U.S. Classification380/200, 715/733, 715/741, 348/E07.061, 380/278, 375/E07.024, 713/150, 348/E07.033, 348/467, 715/716, 709/218, 348/E05.002
International ClassificationH04N7/16, H04N21/435, H04N21/81, H04N21/235, H04N21/4782, H04N21/462, H04N21/858, H04N7/088
Cooperative ClassificationH04N7/0882, H04N7/163, H04N21/8586, H04N21/812, H04N21/858, H04N21/4782, H04N21/435, H04N21/4622, H04N21/235
European ClassificationH04N21/858, H04N21/858U, H04N21/81C, H04N21/4782, H04N21/462S, H04N21/235, H04N21/435, H04N7/088B, H04N7/16E2
Legal Events
DateCodeEventDescription
Dec 3, 2002FPExpired due to failure to pay maintenance fee
Effective date: 20021006
Oct 7, 2002LAPSLapse for failure to pay maintenance fees
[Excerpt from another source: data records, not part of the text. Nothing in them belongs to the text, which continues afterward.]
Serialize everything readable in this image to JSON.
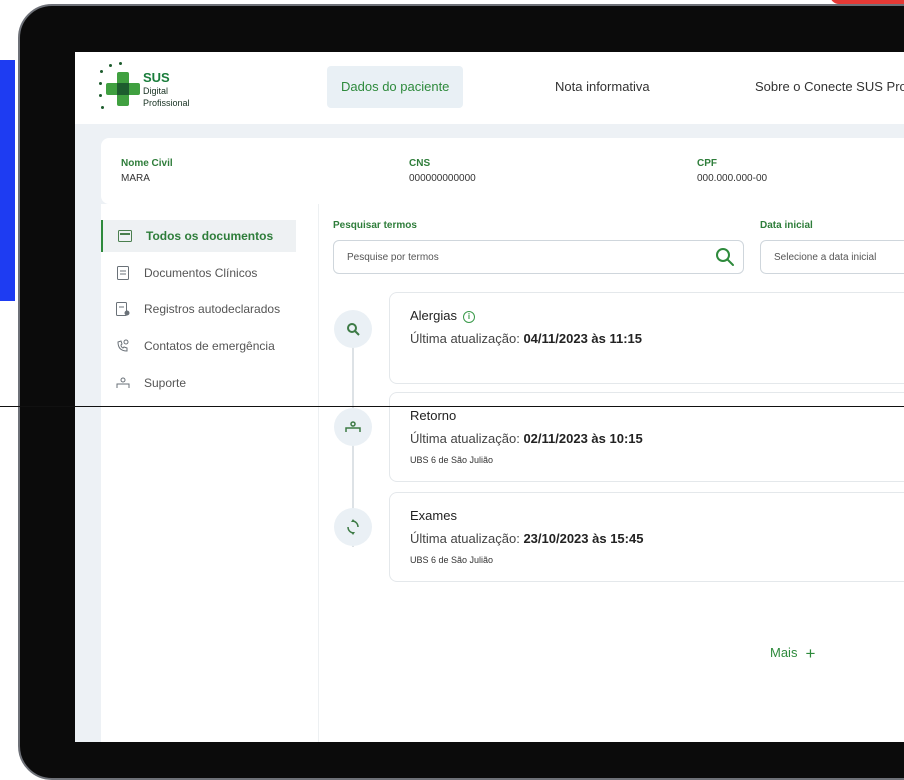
{
  "brand": {
    "line1": "SUS",
    "line2": "Digital",
    "line3": "Profissional",
    "primary_color": "#2e8a3c"
  },
  "nav": {
    "tabs": [
      {
        "label": "Dados do paciente",
        "active": true
      },
      {
        "label": "Nota informativa",
        "active": false
      },
      {
        "label": "Sobre o Conecte SUS Prof",
        "active": false
      }
    ]
  },
  "patient": {
    "nome_label": "Nome Civil",
    "nome_value": "MARA",
    "cns_label": "CNS",
    "cns_value": "000000000000",
    "cpf_label": "CPF",
    "cpf_value": "000.000.000-00"
  },
  "sidebar": {
    "items": [
      {
        "label": "Todos os documentos",
        "icon": "documents-icon",
        "active": true
      },
      {
        "label": "Documentos Clínicos",
        "icon": "clinical-document-icon",
        "active": false
      },
      {
        "label": "Registros autodeclarados",
        "icon": "self-declared-record-icon",
        "active": false
      },
      {
        "label": "Contatos de emergência",
        "icon": "emergency-phone-icon",
        "active": false
      },
      {
        "label": "Suporte",
        "icon": "support-icon",
        "active": false
      }
    ]
  },
  "filters": {
    "search_label": "Pesquisar termos",
    "search_placeholder": "Pesquise por termos",
    "date_label": "Data inicial",
    "date_placeholder": "Selecione a data inicial"
  },
  "timeline": [
    {
      "title": "Alergias",
      "info_prefix": "Última atualização: ",
      "date": "04/11/2023 às 11:15",
      "location": "",
      "icon": "search-icon",
      "has_info_icon": true
    },
    {
      "title": "Retorno",
      "info_prefix": "Última atualização: ",
      "date": "02/11/2023 às 10:15",
      "location": "UBS 6 de São Julião",
      "icon": "bed-icon",
      "has_info_icon": false
    },
    {
      "title": "Exames",
      "info_prefix": "Última atualização: ",
      "date": "23/10/2023 às 15:45",
      "location": "UBS 6 de São Julião",
      "icon": "recycle-icon",
      "has_info_icon": false
    }
  ],
  "more_label": "Mais",
  "more_icon": "plus-icon"
}
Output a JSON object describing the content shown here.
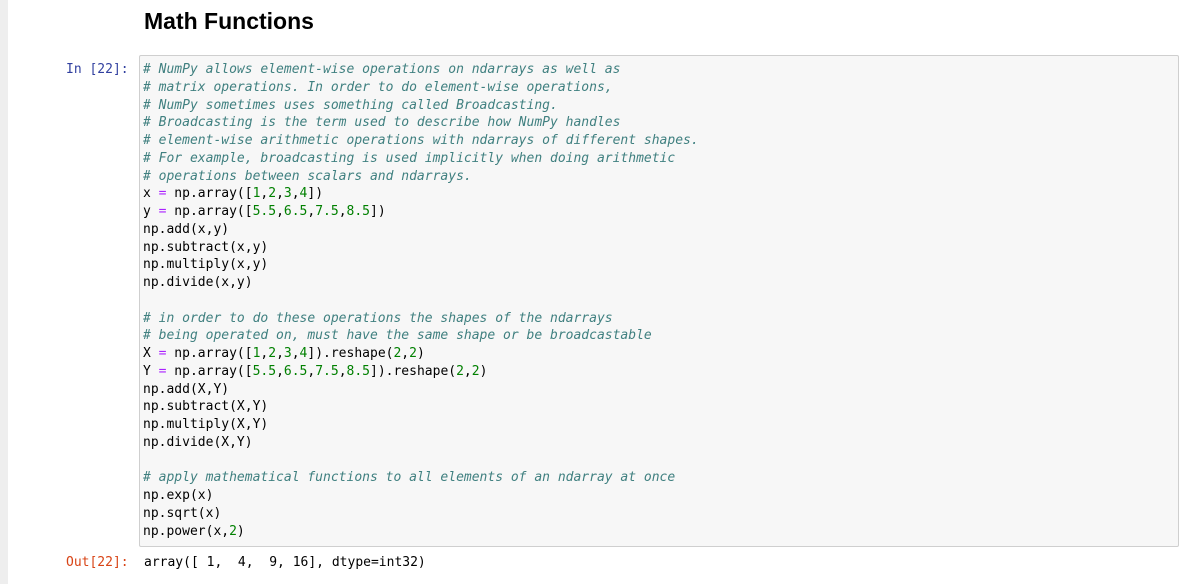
{
  "section_heading": "Math Functions",
  "cell": {
    "input_prompt": "In [22]:",
    "output_prompt": "Out[22]:",
    "output_text": "array([ 1,  4,  9, 16], dtype=int32)",
    "code_lines": [
      "# NumPy allows element-wise operations on ndarrays as well as",
      "# matrix operations. In order to do element-wise operations,",
      "# NumPy sometimes uses something called Broadcasting.",
      "# Broadcasting is the term used to describe how NumPy handles",
      "# element-wise arithmetic operations with ndarrays of different shapes.",
      "# For example, broadcasting is used implicitly when doing arithmetic",
      "# operations between scalars and ndarrays.",
      "x = np.array([1,2,3,4])",
      "y = np.array([5.5,6.5,7.5,8.5])",
      "np.add(x,y)",
      "np.subtract(x,y)",
      "np.multiply(x,y)",
      "np.divide(x,y)",
      "",
      "# in order to do these operations the shapes of the ndarrays",
      "# being operated on, must have the same shape or be broadcastable",
      "X = np.array([1,2,3,4]).reshape(2,2)",
      "Y = np.array([5.5,6.5,7.5,8.5]).reshape(2,2)",
      "np.add(X,Y)",
      "np.subtract(X,Y)",
      "np.multiply(X,Y)",
      "np.divide(X,Y)",
      "",
      "# apply mathematical functions to all elements of an ndarray at once",
      "np.exp(x)",
      "np.sqrt(x)",
      "np.power(x,2)"
    ]
  }
}
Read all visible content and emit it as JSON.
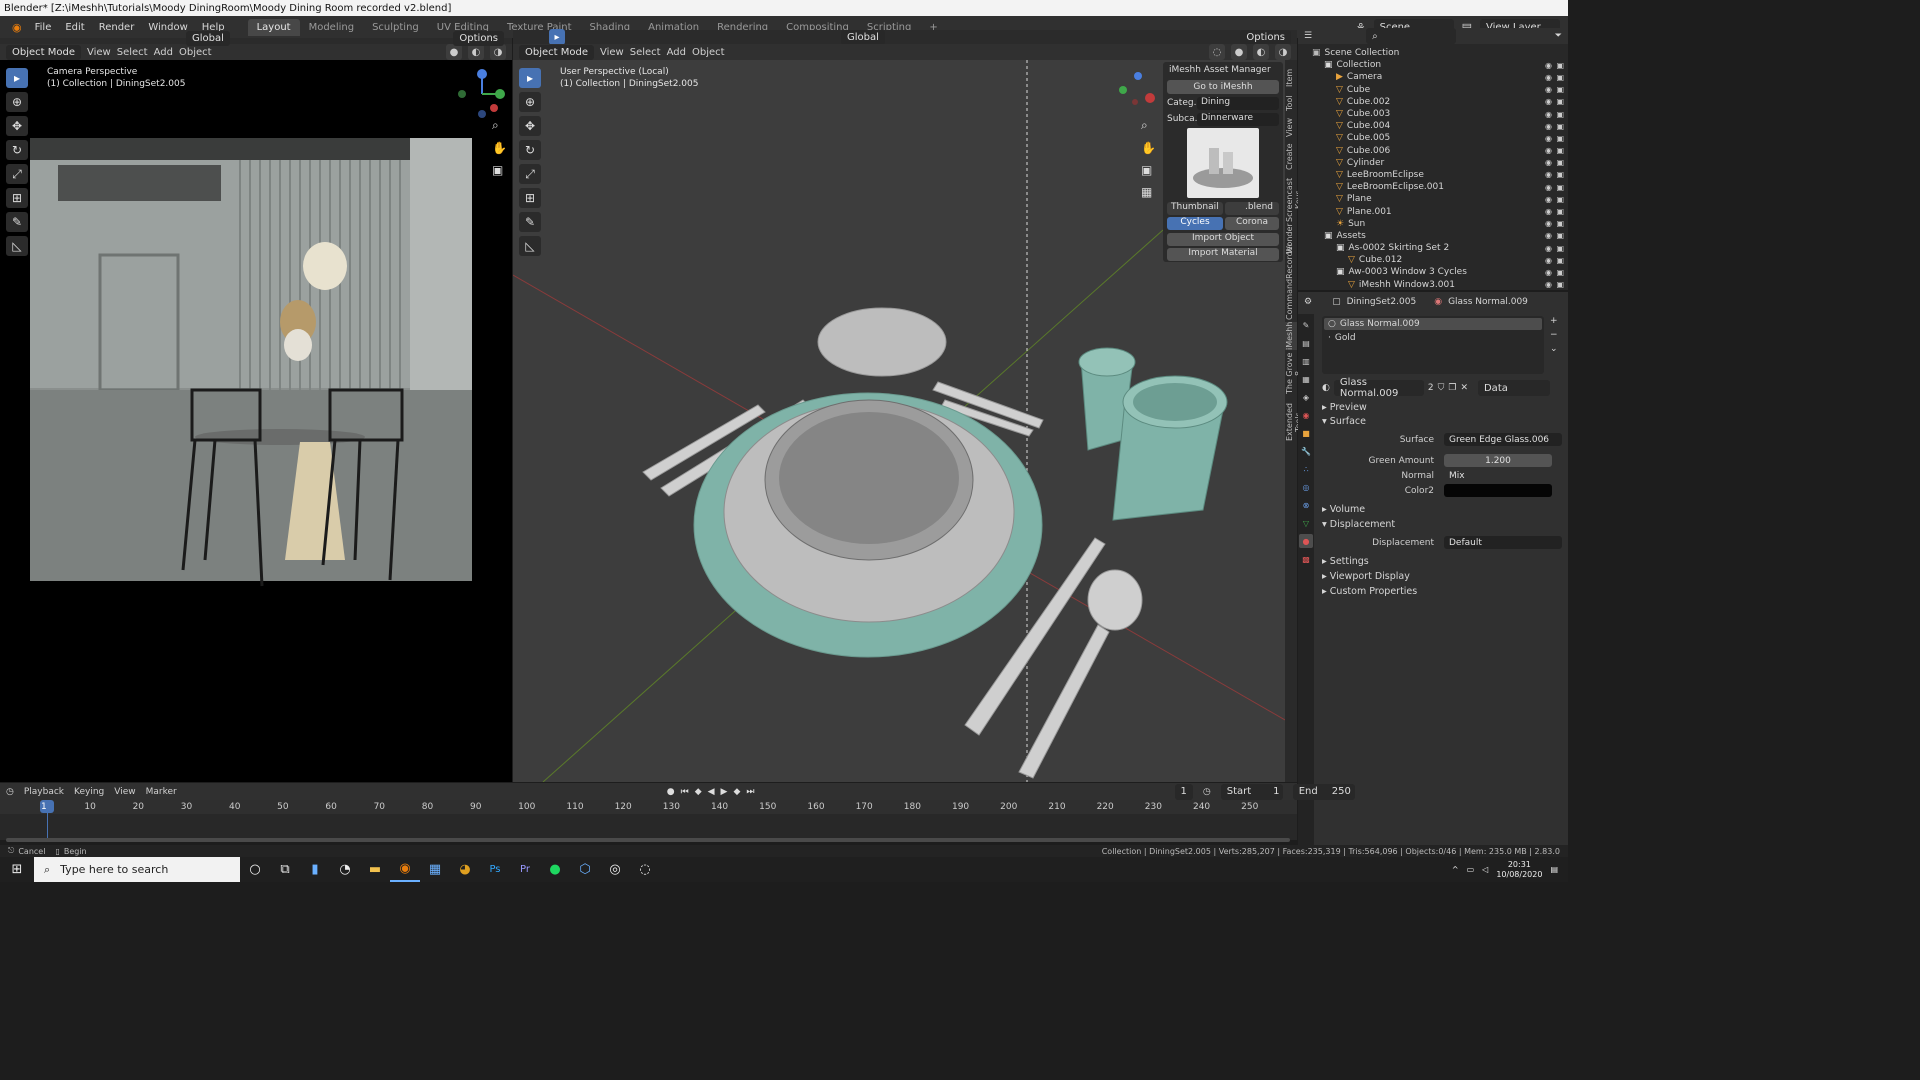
{
  "titlebar": {
    "title": "Blender* [Z:\\iMeshh\\Tutorials\\Moody DiningRoom\\Moody Dining Room recorded v2.blend]",
    "minimize": "—",
    "restore": "❐",
    "close": "✕"
  },
  "menu": [
    "File",
    "Edit",
    "Render",
    "Window",
    "Help"
  ],
  "workspaces": [
    "Layout",
    "Modeling",
    "Sculpting",
    "UV Editing",
    "Texture Paint",
    "Shading",
    "Animation",
    "Rendering",
    "Compositing",
    "Scripting"
  ],
  "active_workspace": "Layout",
  "add_workspace": "+",
  "scene": {
    "label": "Scene",
    "view_layer": "View Layer"
  },
  "left_viewport": {
    "mode": "Object Mode",
    "menus": [
      "View",
      "Select",
      "Add",
      "Object"
    ],
    "transform": "Global",
    "options": "Options",
    "title": "Camera Perspective",
    "subtitle": "(1) Collection | DiningSet2.005"
  },
  "right_viewport": {
    "mode": "Object Mode",
    "menus": [
      "View",
      "Select",
      "Add",
      "Object"
    ],
    "transform": "Global",
    "options": "Options",
    "title": "User Perspective (Local)",
    "subtitle": "(1) Collection | DiningSet2.005"
  },
  "asset_manager": {
    "title": "iMeshh Asset Manager",
    "goto": "Go to iMeshh",
    "category_label": "Categ...",
    "category_value": "Dining",
    "subcategory_label": "Subca...",
    "subcategory_value": "Dinnerware",
    "thumbnail_btn": "Thumbnail",
    "blend_btn": ".blend",
    "engine_cycles": "Cycles",
    "engine_corona": "Corona",
    "import_object": "Import Object",
    "import_material": "Import Material"
  },
  "sidebar_tabs": [
    "Item",
    "Tool",
    "View",
    "Create",
    "Screencast Keys",
    "Wonder",
    "CommandRecorder",
    "iMeshh",
    "The Grove 8",
    "Extended Tools"
  ],
  "outliner": {
    "root": "Scene Collection",
    "items": [
      {
        "name": "Collection",
        "depth": 1,
        "icon": "collection-icon"
      },
      {
        "name": "Camera",
        "depth": 2,
        "icon": "camera-icon"
      },
      {
        "name": "Cube",
        "depth": 2,
        "icon": "mesh-icon"
      },
      {
        "name": "Cube.002",
        "depth": 2,
        "icon": "mesh-icon"
      },
      {
        "name": "Cube.003",
        "depth": 2,
        "icon": "mesh-icon"
      },
      {
        "name": "Cube.004",
        "depth": 2,
        "icon": "mesh-icon"
      },
      {
        "name": "Cube.005",
        "depth": 2,
        "icon": "mesh-icon"
      },
      {
        "name": "Cube.006",
        "depth": 2,
        "icon": "mesh-icon"
      },
      {
        "name": "Cylinder",
        "depth": 2,
        "icon": "mesh-icon"
      },
      {
        "name": "LeeBroomEclipse",
        "depth": 2,
        "icon": "mesh-icon"
      },
      {
        "name": "LeeBroomEclipse.001",
        "depth": 2,
        "icon": "mesh-icon"
      },
      {
        "name": "Plane",
        "depth": 2,
        "icon": "mesh-icon"
      },
      {
        "name": "Plane.001",
        "depth": 2,
        "icon": "mesh-icon"
      },
      {
        "name": "Sun",
        "depth": 2,
        "icon": "light-icon"
      },
      {
        "name": "Assets",
        "depth": 1,
        "icon": "collection-icon"
      },
      {
        "name": "As-0002 Skirting Set 2",
        "depth": 2,
        "icon": "collection-icon"
      },
      {
        "name": "Cube.012",
        "depth": 3,
        "icon": "mesh-icon"
      },
      {
        "name": "Aw-0003 Window 3 Cycles",
        "depth": 2,
        "icon": "collection-icon"
      },
      {
        "name": "iMeshh Window3.001",
        "depth": 3,
        "icon": "mesh-icon"
      }
    ]
  },
  "properties": {
    "object": "DiningSet2.005",
    "material": "Glass Normal.009",
    "slots": [
      "Glass Normal.009",
      "Gold"
    ],
    "material_field": "Glass Normal.009",
    "users": "2",
    "link": "Data",
    "preview": "Preview",
    "surface_section": "Surface",
    "surface_label": "Surface",
    "surface_value": "Green Edge Glass.006",
    "green_label": "Green Amount",
    "green_value": "1.200",
    "normal_label": "Normal",
    "normal_value": "Mix",
    "color2_label": "Color2",
    "volume": "Volume",
    "displacement_section": "Displacement",
    "displacement_label": "Displacement",
    "displacement_value": "Default",
    "settings": "Settings",
    "viewport_display": "Viewport Display",
    "custom_properties": "Custom Properties"
  },
  "timeline": {
    "menus": [
      "Playback",
      "Keying",
      "View",
      "Marker"
    ],
    "current_frame": "1",
    "start_label": "Start",
    "start": "1",
    "end_label": "End",
    "end": "250",
    "ticks": [
      "1",
      "10",
      "20",
      "30",
      "40",
      "50",
      "60",
      "70",
      "80",
      "90",
      "100",
      "110",
      "120",
      "130",
      "140",
      "150",
      "160",
      "170",
      "180",
      "190",
      "200",
      "210",
      "220",
      "230",
      "240",
      "250"
    ]
  },
  "status": {
    "cancel": "Cancel",
    "begin": "Begin",
    "stats": "Collection | DiningSet2.005 | Verts:285,207 | Faces:235,319 | Tris:564,096 | Objects:0/46 | Mem: 235.0 MB | 2.83.0"
  },
  "taskbar": {
    "search_placeholder": "Type here to search",
    "time": "20:31",
    "date": "10/08/2020"
  },
  "colors": {
    "accent": "#4772b3",
    "placemat": "#7fb3a8",
    "viewport_bg": "#3d3d3d"
  }
}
Apr 23, 2002REMIMaintenance fee reminder mailed